▶ **Work task**: Say how many lines below have "from" in them, giving the number alone.

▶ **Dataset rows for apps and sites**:
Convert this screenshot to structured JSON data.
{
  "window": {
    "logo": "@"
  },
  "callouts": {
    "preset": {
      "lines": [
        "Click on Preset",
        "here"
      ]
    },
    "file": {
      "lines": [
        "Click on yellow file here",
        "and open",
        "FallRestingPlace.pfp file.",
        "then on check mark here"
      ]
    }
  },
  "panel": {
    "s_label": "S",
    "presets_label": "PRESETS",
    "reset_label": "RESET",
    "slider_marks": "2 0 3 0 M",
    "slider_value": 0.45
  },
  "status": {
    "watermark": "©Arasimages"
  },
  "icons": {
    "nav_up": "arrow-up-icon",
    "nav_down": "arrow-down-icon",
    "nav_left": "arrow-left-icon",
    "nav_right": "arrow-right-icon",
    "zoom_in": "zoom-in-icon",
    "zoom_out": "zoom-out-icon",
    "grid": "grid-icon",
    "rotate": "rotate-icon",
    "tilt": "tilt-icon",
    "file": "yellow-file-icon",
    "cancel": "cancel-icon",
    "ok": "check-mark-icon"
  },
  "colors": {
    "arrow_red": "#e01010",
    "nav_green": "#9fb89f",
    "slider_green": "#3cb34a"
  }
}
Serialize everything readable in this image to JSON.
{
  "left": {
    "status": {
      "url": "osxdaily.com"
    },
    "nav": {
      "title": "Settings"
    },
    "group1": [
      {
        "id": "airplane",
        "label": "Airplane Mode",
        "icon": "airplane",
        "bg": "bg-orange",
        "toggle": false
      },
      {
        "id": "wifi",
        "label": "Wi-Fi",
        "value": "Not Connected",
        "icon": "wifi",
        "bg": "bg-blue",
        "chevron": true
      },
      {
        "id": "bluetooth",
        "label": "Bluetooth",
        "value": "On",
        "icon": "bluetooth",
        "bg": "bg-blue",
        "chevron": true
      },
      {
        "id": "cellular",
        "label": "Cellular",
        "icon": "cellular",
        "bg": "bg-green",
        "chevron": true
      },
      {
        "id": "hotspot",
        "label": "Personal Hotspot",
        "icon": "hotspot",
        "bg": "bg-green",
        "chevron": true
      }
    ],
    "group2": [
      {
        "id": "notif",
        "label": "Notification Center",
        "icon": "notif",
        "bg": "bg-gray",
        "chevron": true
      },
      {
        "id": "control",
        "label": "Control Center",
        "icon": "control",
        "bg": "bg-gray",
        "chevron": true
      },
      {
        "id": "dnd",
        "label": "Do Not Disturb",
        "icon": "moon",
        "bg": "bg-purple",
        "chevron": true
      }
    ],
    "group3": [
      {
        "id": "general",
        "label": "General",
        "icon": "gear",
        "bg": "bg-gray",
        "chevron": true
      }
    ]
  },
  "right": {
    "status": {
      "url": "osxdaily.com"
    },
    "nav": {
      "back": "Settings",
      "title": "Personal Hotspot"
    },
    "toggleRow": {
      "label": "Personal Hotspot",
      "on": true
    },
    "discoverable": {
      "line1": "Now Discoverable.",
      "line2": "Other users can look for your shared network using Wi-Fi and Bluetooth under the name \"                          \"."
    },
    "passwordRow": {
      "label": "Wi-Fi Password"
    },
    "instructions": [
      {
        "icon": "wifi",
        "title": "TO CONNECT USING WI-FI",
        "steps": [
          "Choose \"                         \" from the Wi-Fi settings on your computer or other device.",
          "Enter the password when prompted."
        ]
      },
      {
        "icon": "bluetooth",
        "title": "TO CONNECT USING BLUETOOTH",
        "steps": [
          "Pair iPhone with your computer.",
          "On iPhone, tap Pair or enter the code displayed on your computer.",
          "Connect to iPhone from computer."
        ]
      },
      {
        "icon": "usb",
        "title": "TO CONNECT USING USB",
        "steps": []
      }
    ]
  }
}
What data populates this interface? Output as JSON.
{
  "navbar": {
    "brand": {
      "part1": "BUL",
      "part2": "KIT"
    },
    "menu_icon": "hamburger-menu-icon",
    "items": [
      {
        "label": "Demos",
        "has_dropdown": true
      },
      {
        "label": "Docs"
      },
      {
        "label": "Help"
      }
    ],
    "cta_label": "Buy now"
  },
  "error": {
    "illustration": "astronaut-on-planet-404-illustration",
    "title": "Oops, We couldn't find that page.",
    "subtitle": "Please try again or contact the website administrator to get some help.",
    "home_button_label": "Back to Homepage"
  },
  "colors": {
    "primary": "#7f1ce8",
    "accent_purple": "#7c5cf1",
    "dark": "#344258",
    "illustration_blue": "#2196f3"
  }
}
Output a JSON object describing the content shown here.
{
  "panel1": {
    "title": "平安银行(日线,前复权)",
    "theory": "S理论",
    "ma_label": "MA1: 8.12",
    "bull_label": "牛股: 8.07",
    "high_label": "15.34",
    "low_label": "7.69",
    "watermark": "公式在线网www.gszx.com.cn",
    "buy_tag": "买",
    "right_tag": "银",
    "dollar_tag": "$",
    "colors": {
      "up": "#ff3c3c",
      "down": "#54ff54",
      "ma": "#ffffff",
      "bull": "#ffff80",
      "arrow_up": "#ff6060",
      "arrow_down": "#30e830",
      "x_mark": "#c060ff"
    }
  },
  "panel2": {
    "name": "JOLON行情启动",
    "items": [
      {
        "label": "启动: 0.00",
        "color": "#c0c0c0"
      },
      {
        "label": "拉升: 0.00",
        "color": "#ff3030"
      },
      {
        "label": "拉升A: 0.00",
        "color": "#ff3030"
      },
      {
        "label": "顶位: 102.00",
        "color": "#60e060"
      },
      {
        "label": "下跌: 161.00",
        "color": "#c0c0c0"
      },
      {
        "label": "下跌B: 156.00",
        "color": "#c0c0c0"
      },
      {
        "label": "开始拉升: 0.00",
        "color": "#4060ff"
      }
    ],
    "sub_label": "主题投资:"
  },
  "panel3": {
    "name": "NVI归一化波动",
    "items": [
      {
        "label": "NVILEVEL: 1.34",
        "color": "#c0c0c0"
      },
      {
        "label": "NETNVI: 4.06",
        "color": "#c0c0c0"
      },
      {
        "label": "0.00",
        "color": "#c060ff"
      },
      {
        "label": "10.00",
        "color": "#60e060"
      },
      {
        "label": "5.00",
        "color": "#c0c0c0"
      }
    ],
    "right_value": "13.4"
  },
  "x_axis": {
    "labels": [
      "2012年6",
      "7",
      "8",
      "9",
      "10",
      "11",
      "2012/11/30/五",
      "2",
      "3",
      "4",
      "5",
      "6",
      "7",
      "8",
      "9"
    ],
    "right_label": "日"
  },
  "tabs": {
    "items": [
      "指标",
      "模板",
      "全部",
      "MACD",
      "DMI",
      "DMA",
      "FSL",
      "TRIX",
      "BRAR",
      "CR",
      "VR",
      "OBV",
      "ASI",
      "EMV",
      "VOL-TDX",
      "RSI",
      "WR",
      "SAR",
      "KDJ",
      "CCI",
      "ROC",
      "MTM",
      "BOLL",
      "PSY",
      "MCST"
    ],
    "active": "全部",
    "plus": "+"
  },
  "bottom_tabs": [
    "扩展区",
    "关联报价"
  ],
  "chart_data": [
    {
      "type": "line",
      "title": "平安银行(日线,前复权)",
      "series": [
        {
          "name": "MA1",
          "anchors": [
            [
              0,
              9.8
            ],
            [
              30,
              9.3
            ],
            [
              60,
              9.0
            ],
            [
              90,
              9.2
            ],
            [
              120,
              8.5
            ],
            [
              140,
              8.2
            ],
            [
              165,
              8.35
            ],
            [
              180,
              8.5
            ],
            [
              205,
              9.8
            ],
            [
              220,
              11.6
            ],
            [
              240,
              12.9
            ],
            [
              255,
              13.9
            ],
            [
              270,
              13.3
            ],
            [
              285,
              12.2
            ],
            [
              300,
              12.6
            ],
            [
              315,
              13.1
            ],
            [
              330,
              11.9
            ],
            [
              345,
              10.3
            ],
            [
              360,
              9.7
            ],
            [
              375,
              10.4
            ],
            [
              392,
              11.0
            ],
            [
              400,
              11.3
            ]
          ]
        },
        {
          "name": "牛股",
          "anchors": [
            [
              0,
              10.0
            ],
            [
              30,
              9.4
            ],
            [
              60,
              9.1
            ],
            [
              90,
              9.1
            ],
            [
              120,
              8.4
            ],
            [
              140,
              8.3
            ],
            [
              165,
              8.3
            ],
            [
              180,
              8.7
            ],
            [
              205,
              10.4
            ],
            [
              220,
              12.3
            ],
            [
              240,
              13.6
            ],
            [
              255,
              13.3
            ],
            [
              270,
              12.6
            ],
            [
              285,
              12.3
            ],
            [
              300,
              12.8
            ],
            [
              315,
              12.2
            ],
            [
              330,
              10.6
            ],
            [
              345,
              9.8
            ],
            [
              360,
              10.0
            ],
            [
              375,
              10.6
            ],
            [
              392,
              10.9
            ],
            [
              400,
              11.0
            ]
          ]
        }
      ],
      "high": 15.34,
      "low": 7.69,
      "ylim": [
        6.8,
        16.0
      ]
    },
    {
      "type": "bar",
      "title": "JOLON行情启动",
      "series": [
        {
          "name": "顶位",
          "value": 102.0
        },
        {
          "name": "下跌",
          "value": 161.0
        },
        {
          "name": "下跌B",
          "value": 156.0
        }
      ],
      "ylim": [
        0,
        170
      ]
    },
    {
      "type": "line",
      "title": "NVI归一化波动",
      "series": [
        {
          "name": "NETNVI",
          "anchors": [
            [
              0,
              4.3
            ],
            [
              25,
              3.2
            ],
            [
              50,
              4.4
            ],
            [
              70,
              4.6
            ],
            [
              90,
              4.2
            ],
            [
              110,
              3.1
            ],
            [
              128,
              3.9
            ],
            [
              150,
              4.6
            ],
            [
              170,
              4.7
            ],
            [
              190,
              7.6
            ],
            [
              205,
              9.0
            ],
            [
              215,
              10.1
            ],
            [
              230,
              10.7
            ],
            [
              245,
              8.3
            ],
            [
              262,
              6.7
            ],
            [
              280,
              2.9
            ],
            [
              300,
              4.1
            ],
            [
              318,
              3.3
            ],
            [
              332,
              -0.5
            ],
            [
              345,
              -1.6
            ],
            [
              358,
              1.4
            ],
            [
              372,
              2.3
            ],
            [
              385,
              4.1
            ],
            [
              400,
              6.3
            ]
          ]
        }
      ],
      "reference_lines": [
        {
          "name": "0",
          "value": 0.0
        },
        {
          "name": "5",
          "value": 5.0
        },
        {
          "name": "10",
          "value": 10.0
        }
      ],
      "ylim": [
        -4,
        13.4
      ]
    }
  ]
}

▶ **Solution**: 2